Here is another example. When counting aloud, the “4” is not said, and thus the corresponding downstroke is not played.



     Occasionally there are exceptions to these symmetry guidelines. Sometimes, for instance, it is preferable to use all downstrokes in a rhythm, to give a particular emphasis:


This effect is common in rock and blues rhythms, and when emulating certain piano parts, in which each stroke is intended to sound the same.





There can be confusion about the use of ties vs. rests. Remember that a rest creates silence between notes, while a tie joins 2 notes together.  The difference is sometimes subtle but always distinct:




     Samples 2 and 2A are the same. Sheet music will often give the following instruction for swing, or “shuffle” rhythm:

    This is a very common rhythm, but if you are not familiar with compound meter (6/8 time, etc.) or triplets, this instruction can be confusing. Instead, first consider these eighth note triplets:




 Then, count them this way:



There are other varieties of swing rhythm, but this is by far the most common. Beginners sometimes mistakenly play this rhythm in place of the straight backbeat (#1) , and it can become a bad habit. If there is any confusion, practice playing them alternately until you can hear the difference clearly!




  Many of these rhythms would be partially or entirely made of 16th notes, but I have written them as two measures. Thus, the following:



is written as this:

This is strictly for ease of reading. Here is another example:


As 2 measures it looks like this:


 Occasionally the stroke direction “rule” is changed to fit the rhythm. Note that the example above, when notated with 16ths, shows the first 2 eighth notes as downstrokes, even though consecutive eighths would normally be down-up.

    In the 2 measure example (no 16ths), note the 2nd quarter note downstoke, to bring out the backbeat emphasis.




 Note with a dot after it– a “dotted note”:

The dot adds HALF the value of the note.



   In this case, the dotted quarter note takes the first beat and first  half of the second beat, so the following eighth note is the second half of the second beat– and thus is an upstroke.  




I could have added many more rhythm samples to the list, including embellishments and variations on the ones already listed, using muting techniques. Muting is simply stopping one or more strings from sounding to create shorter notes and a distinctive percussive  effect. Instead, I have written a separate section on muting in the intermediate/advanced section. Refer to it for even more examples of  rhythmic variety.



      I strongly suggest taking this information in small bites. Patience and precision are rewarded very swiftly with this kind of work.


     Try to strike a balance between the mathematical logic of the notation and the feel that comes from getting into a groove. Use your ear! Play along with the samples when you can, listening to the sample and not yourself. This will help your tempo greatly.


      Mix various rhythms to enhance your playing. Obviously, there is much more that can be done beyond what is shown here. Scale tones, double stops, slurs, slides, bends, fingerpicking and more can be woven into these patterns. However, my experience is that most guitarists who use these elements proficiently already have great rhythmic skills.
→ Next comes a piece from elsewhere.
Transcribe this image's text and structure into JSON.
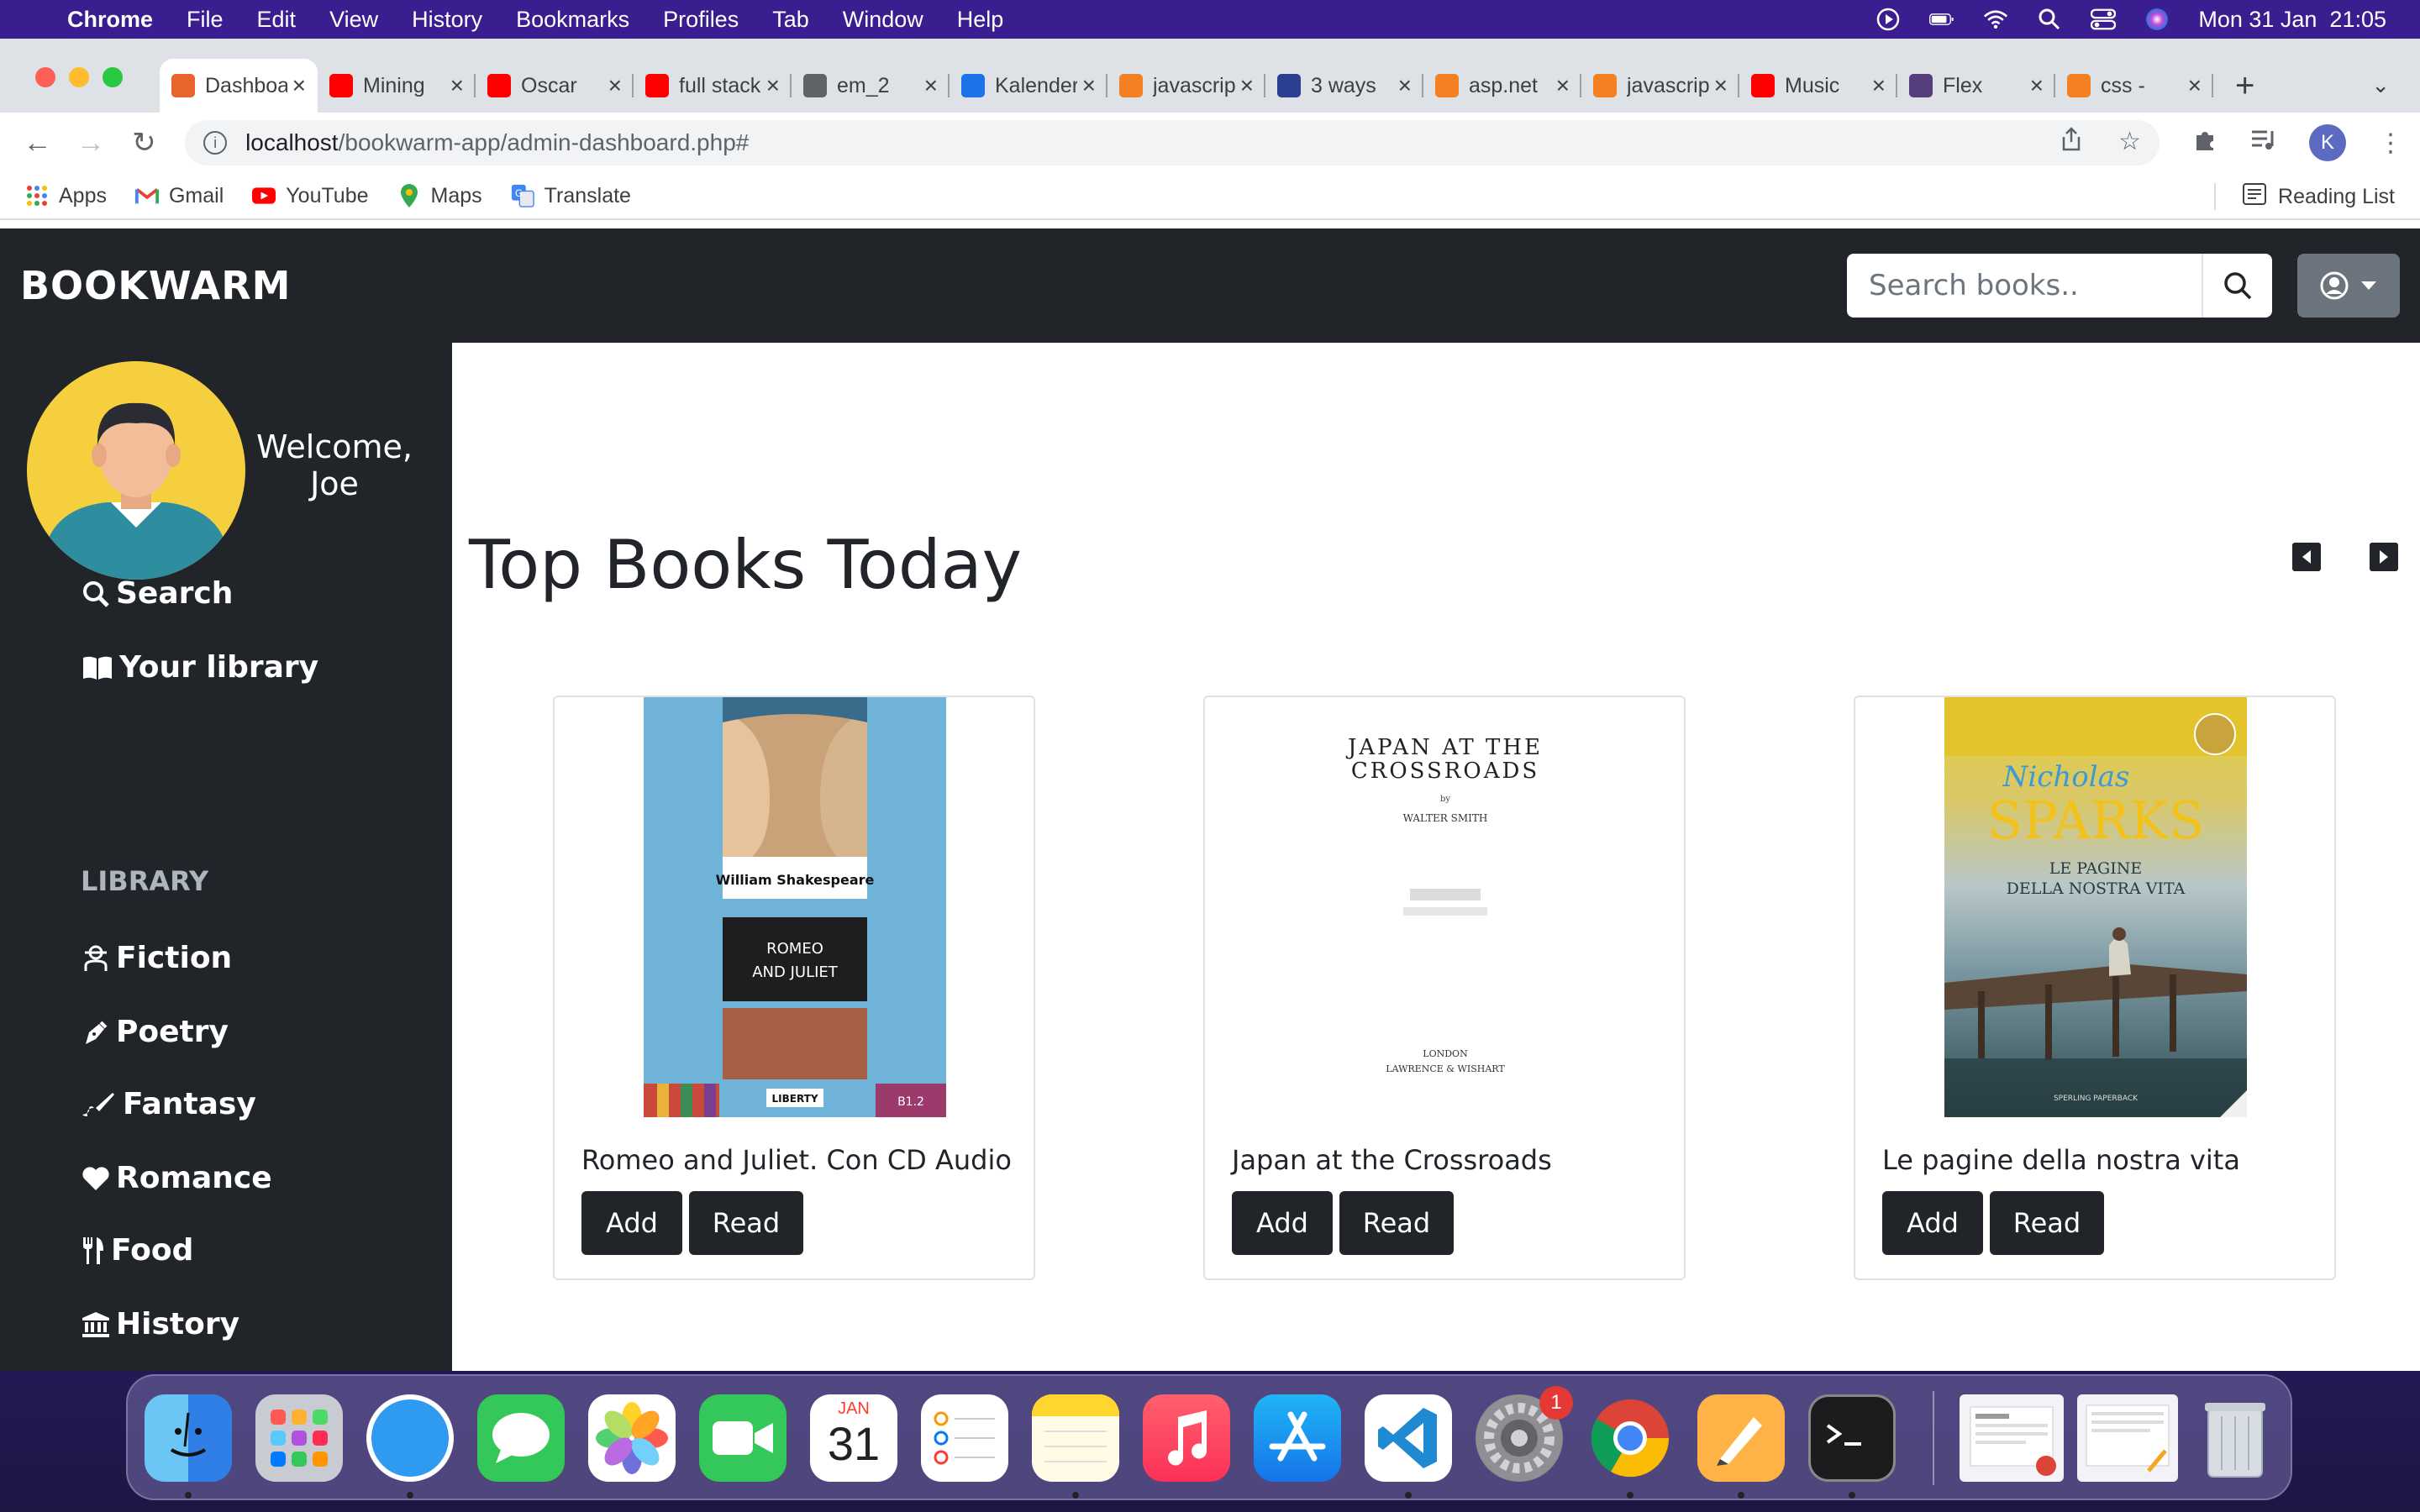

They also invariably have a well developed ear.


     See what challenges you. For those who do not sight-read, it is tempting to successfully imitate various samples and ignore the notation, but remember–if you can learn to read rhythms, you are halfway to being able to read anything, and if you later decide to play more complex music, this skill is invaluable.


    Always refer back to this page if necessary. Good luck and have fun!

                                                                                                                                                                  ©2016 Jim Greenfield